** Opening Dataset extract block **
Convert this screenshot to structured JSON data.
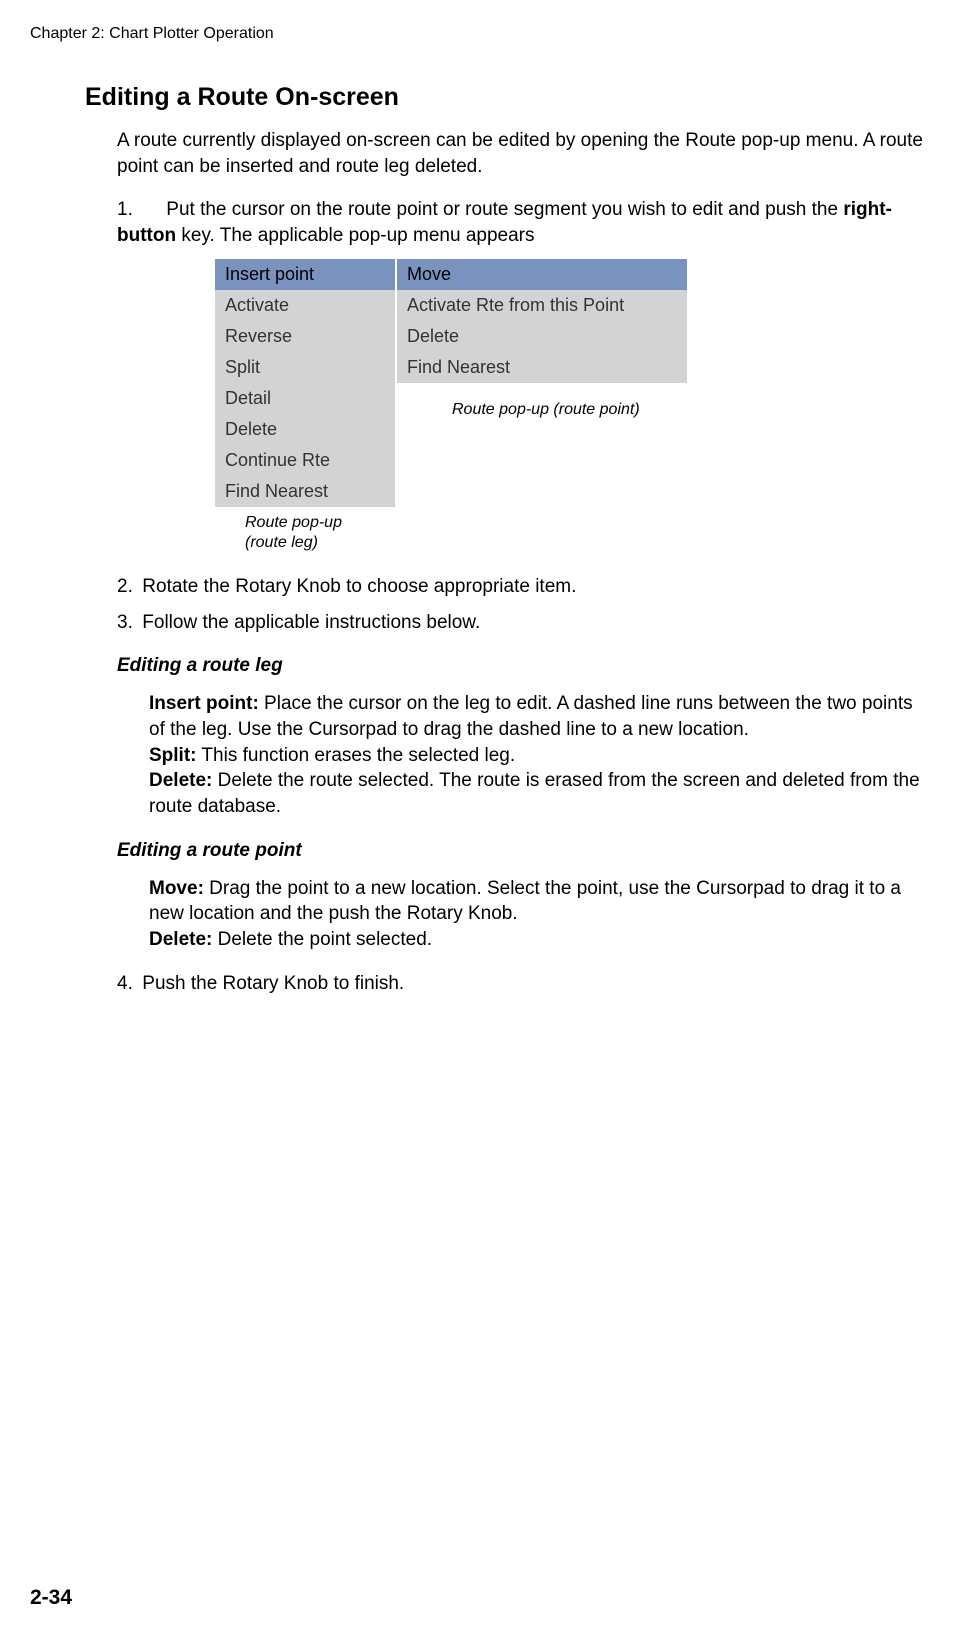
{
  "header": {
    "chapter": "Chapter 2: Chart Plotter Operation"
  },
  "section": {
    "title": "Editing a Route On-screen",
    "intro": "A route currently displayed on-screen can be edited by opening the Route pop-up menu. A route point can be inserted and route leg deleted."
  },
  "steps": {
    "s1_num": "1.",
    "s1_text_before": "Put the cursor on the route point or route segment you wish to edit and push the ",
    "s1_bold": "right-button",
    "s1_text_after": " key. The applicable pop-up menu appears",
    "s2_num": "2.",
    "s2_text": "Rotate the Rotary Knob to choose appropriate item.",
    "s3_num": "3.",
    "s3_text": "Follow the applicable instructions below.",
    "s4_num": "4.",
    "s4_text": "Push the Rotary Knob to finish."
  },
  "menu_leg": {
    "items": {
      "i0": "Insert point",
      "i1": "Activate",
      "i2": "Reverse",
      "i3": "Split",
      "i4": "Detail",
      "i5": "Delete",
      "i6": "Continue Rte",
      "i7": "Find Nearest"
    },
    "caption_line1": "Route pop-up",
    "caption_line2": "(route leg)"
  },
  "menu_point": {
    "items": {
      "i0": "Move",
      "i1": "Activate Rte from this Point",
      "i2": "Delete",
      "i3": "Find Nearest"
    },
    "caption": "Route pop-up (route point)"
  },
  "sub_leg": {
    "title": "Editing a route leg",
    "insert_label": "Insert point:",
    "insert_text": " Place the cursor on the leg to edit. A dashed line runs between the two points of the leg. Use the Cursorpad to drag the dashed line to a new location.",
    "split_label": "Split:",
    "split_text": " This function erases the selected leg.",
    "delete_label": "Delete:",
    "delete_text": " Delete the route selected. The route is erased from the screen and deleted from the route database."
  },
  "sub_point": {
    "title": "Editing a route point",
    "move_label": "Move:",
    "move_text": " Drag the point to a new location. Select the point, use the Cursorpad to drag it to a new location and the push the Rotary Knob.",
    "delete_label": "Delete:",
    "delete_text": " Delete the point selected."
  },
  "page_number": "2-34"
}
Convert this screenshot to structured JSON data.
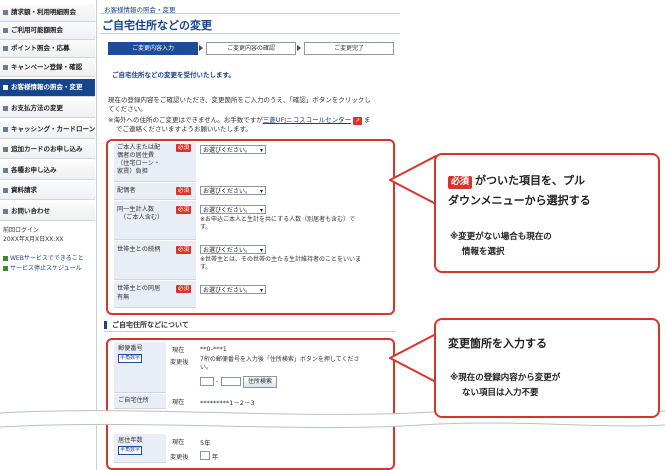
{
  "sidebar": {
    "items": [
      {
        "label": "請求額・利用明細照会",
        "active": false
      },
      {
        "label": "ご利用可能額照会",
        "active": false
      },
      {
        "label": "ポイント照会・応募",
        "active": false
      },
      {
        "label": "キャンペーン登録・確認",
        "active": false
      },
      {
        "label": "お客様情報の照会・変更",
        "active": true
      },
      {
        "label": "お支払方法の変更",
        "active": false
      },
      {
        "label": "キャッシング・カードローン",
        "active": false
      },
      {
        "label": "追加カードのお申し込み",
        "active": false
      },
      {
        "label": "各種お申し込み",
        "active": false
      },
      {
        "label": "資料請求",
        "active": false
      },
      {
        "label": "お問い合わせ",
        "active": false
      }
    ],
    "last_login_label": "前回ログイン",
    "last_login_value": "20XX年X月X日XX:XX",
    "links": [
      "WEBサービスでできること",
      "サービス停止スケジュール"
    ]
  },
  "header": {
    "breadcrumb": "お客様情報の照会・変更",
    "title": "ご自宅住所などの変更"
  },
  "steps": [
    "ご変更内容入力",
    "ご変更内容の確認",
    "ご変更完了"
  ],
  "intro": {
    "accept": "ご自宅住所などの変更を受付いたします。",
    "p1_l1": "現在の登録内容をご確認いただき、変更箇所をご入力のうえ、「確認」ボタンをクリックし",
    "p1_l2": "てください。",
    "p2_l1a": "※海外への住所のご変更はできません。お手数ですが",
    "p2_link": "三菱UFJニコスコールセンター",
    "p2_l1b": "ま",
    "p2_l2": "でご連絡くださいますようお願いいたします。"
  },
  "required_label": "必須",
  "select_placeholder": "お選びください。",
  "household": {
    "rows": [
      {
        "label_l1": "ご本人または配",
        "label_l2": "偶者の居住費",
        "label_l3": "（住宅ローン・",
        "label_l4": "家賃）負担",
        "note1": "",
        "note2": ""
      },
      {
        "label_l1": "配偶者",
        "label_l2": "",
        "label_l3": "",
        "label_l4": "",
        "note1": "",
        "note2": ""
      },
      {
        "label_l1": "同一生計人数",
        "label_l2": "（ご本人含む）",
        "label_l3": "",
        "label_l4": "",
        "note1": "※お申込ご本人と生計を共にする人数（別居者も含む）で",
        "note2": "す。"
      },
      {
        "label_l1": "世帯主との続柄",
        "label_l2": "",
        "label_l3": "",
        "label_l4": "",
        "note1": "※世帯主とは、その世帯の主たる生計維持者のことをいいま",
        "note2": "す。"
      },
      {
        "label_l1": "世帯主との同居",
        "label_l2": "有無",
        "label_l3": "",
        "label_l4": "",
        "note1": "",
        "note2": ""
      }
    ]
  },
  "address_section": {
    "heading": "ご自宅住所などについて",
    "postal_label": "郵便番号",
    "postal_badge": "半角数字",
    "current_label": "現在",
    "after_label": "変更後",
    "postal_current": "**0-***1",
    "postal_instruction_l1": "7桁の郵便番号を入力後「住所検索」ボタンを押してくださ",
    "postal_instruction_l2": "い。",
    "dash": "-",
    "search_button": "住所検索",
    "address_label": "ご自宅住所",
    "address_current": "*********1－2－3",
    "years_label": "居住年数",
    "years_current": "5年",
    "years_unit": "年"
  },
  "callouts": {
    "c1_req": "必須",
    "c1_title_a": "がついた項目を、プル",
    "c1_title_b": "ダウンメニューから選択する",
    "c1_note_a": "※変更がない場合も現在の",
    "c1_note_b": "情報を選択",
    "c2_title": "変更箇所を入力する",
    "c2_note_a": "※現在の登録内容から変更が",
    "c2_note_b": "ない項目は入力不要"
  },
  "colors": {
    "brand": "#16458c",
    "required": "#d9342b",
    "label_bg": "#e9eef6"
  }
}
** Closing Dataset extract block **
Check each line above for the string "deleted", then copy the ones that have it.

- Completed exercise
    "intro": "A route currently displayed on-screen can be edited by opening the Route pop-up menu. A route point can be inserted and route leg deleted."
    "delete_text": " Delete the route selected. The route is erased from the screen and deleted from the route database."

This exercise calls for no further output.